Doctor Who: The Tsuranga Conundrum (TV) (2018; UK; Colour; 51m) ** pr. Alex Mercer; d. Jennifer Perrott; w. Chris Chibnall; ph. Simon Chapman; m.Segun Akinola. Cast: Jodie Whittaker, Bradley Walsh, Tosin Cole, Mandip Gill, Brett Goldstein, Lois Chimimba, Suzanne Packer, Ben Bailey Smith. Injured and stranded in the wilds of a far-flung galaxy, The Doctor, Yaz, Graham and Ryan must band together with a group of strangers to survive against one of the universe’s most deadly — and unusual — creatures. After a strong start to this beautifully designed episode things spiral downwards very quickly with a monster fresh out of a Warner Brothers cartoon (was the Pting based on Looney Toons’ Tasmanian Devil?) and some unnecessary emphasis on political correctness by having a pregnant man give birth to a baby boy in a world where seemingly gender parentage is the norm. If Chibnall and the production team could just have concentrated on what could have been an effective sci-fi chiller, without the need for constantly having to tick-box the PC list and with a better-designed monster, then this could have been a winner. As it stands the only real positive, outside of the production design, is Whittaker’s most assured performance to date as the Doctor. [PG]

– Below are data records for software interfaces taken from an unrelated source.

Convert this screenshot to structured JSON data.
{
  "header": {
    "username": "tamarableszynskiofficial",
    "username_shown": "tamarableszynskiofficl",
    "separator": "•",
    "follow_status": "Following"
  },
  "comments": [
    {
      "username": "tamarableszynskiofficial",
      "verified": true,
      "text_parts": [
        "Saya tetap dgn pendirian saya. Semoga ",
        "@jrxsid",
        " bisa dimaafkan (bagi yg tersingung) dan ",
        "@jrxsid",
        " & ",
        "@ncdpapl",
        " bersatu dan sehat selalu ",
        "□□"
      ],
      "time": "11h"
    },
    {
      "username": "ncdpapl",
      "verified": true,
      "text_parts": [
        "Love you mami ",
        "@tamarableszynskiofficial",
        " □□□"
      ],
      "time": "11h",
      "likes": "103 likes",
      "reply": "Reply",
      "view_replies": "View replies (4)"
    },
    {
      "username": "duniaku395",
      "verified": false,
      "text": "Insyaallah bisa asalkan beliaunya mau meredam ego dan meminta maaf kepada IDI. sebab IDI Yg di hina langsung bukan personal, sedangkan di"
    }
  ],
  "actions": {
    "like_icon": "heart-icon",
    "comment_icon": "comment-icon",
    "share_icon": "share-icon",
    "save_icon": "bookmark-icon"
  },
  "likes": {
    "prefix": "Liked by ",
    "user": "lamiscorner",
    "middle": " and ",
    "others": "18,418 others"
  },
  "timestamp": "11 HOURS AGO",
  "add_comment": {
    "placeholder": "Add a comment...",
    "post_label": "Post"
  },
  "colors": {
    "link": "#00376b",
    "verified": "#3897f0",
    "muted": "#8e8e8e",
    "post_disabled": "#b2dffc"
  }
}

Doctor Who: Arachnids in the UK (TV) (2018; UK; Colour; 50m) *** pr. Alex Mercer; d. Sallie Aprahamian; w. Chris Chibnall; ph. Tico Poulakakis; m.Segun Akinola. Cast: Jodie Whittaker, Bradley Walsh, Tosin Cole, Mandip Gill, Chris Noth, Shobna Gulati, Tanya Fear, Ravin J Ganatra, Bhavnisha Parmar, Jaleh Alp, William Meredith, Sharon D Clarke. The Doctor, Yaz, Graham and Ryan find their way back to Yorkshire – and Yaz’s family – only to find something is stirring amidst the eight-legged arachnid population of Sheffield. This episode is an ecological sci-fi/horror tale, which plays to the fears of arachnophobes by introducing us to toxically mutated spiders running amok. Some effective scares and jump moments are offset by a script with some unfilled holes and a performance from Noth as a Trump-like political figure that is over-the-top in the extreme. The TARDIS crew are developing nicely, however, and Walsh continues to bring warmth to his bereaved character. Whittaker is finding her feet well and overcomes some of the script’s weak dialogue with the force of her personality. The spiders are brilliantly realised by the effects team. An abrupt conclusion, which fails to explain satisfactorily how the spider threat to the city is overcome on a broader scale means this episode can at best be seen as entertaining but is undeniably dramatically flawed by overplaying its comedic elements. [PG]